What is expected: From the entries below, list each line with "java".

Stored entries
• • • • • • •

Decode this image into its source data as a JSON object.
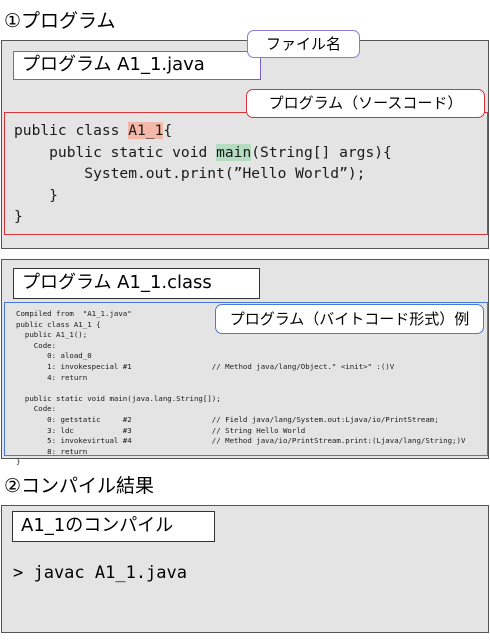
{
  "section1": {
    "title": "①プログラム",
    "file_label": "プログラム A1_1.java",
    "callout_file": "ファイル名",
    "callout_source": "プログラム（ソースコード）",
    "code": {
      "l1_a": "public class ",
      "l1_hl": "A1_1",
      "l1_b": "{",
      "l2_a": "    public static void ",
      "l2_hl": "main",
      "l2_b": "(String[] args){",
      "l3": "        System.out.print(”Hello World”);",
      "l4": "    }",
      "l5": "}"
    }
  },
  "section_class": {
    "file_label": "プログラム A1_1.class",
    "callout": "プログラム（バイトコード形式）例",
    "bytecode": [
      "Compiled from  \"A1_1.java\"",
      "public class A1_1 {",
      "  public A1_1();",
      "    Code:",
      "       0: aload_0",
      "       1: invokespecial #1                  // Method java/lang/Object.\" <init>\" :()V",
      "       4: return",
      "",
      "  public static void main(java.lang.String[]);",
      "    Code:",
      "       0: getstatic     #2                  // Field java/lang/System.out:Ljava/io/PrintStream;",
      "       3: ldc           #3                  // String Hello World",
      "       5: invokevirtual #4                  // Method java/io/PrintStream.print:(Ljava/lang/String;)V",
      "       8: return",
      "}"
    ]
  },
  "section2": {
    "title": "②コンパイル結果",
    "label": "A1_1のコンパイル",
    "command": "> javac A1_1.java"
  }
}
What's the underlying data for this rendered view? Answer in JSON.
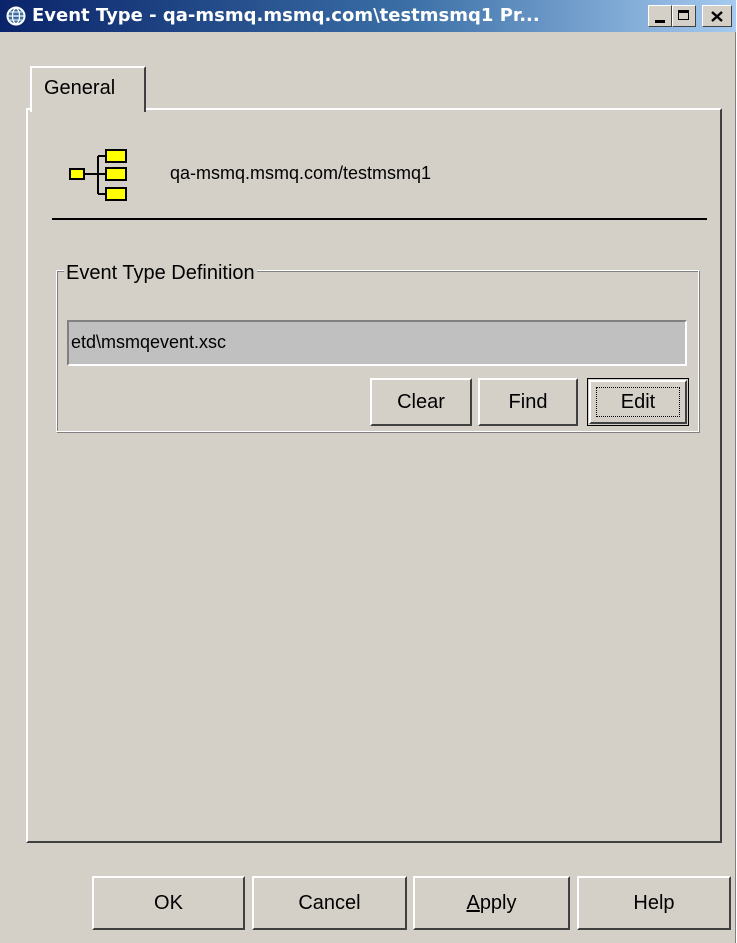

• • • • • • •

Expected answer:
    "file_label": "プログラム A1_1.java",
      "Compiled from  \"A1_1.java\"",
      "       1: invokespecial #1                  // Method java/lang/Object.\" <init>\" :()V",
      "  public static void main(java.lang.String[]);",
      "       0: getstatic     #2                  // Field java/lang/System.out:Ljava/io/PrintStream;",
      "       5: invokevirtual #4                  // Method java/io/PrintStream.print:(Ljava/lang/String;)V",
    "command": "> javac A1_1.java"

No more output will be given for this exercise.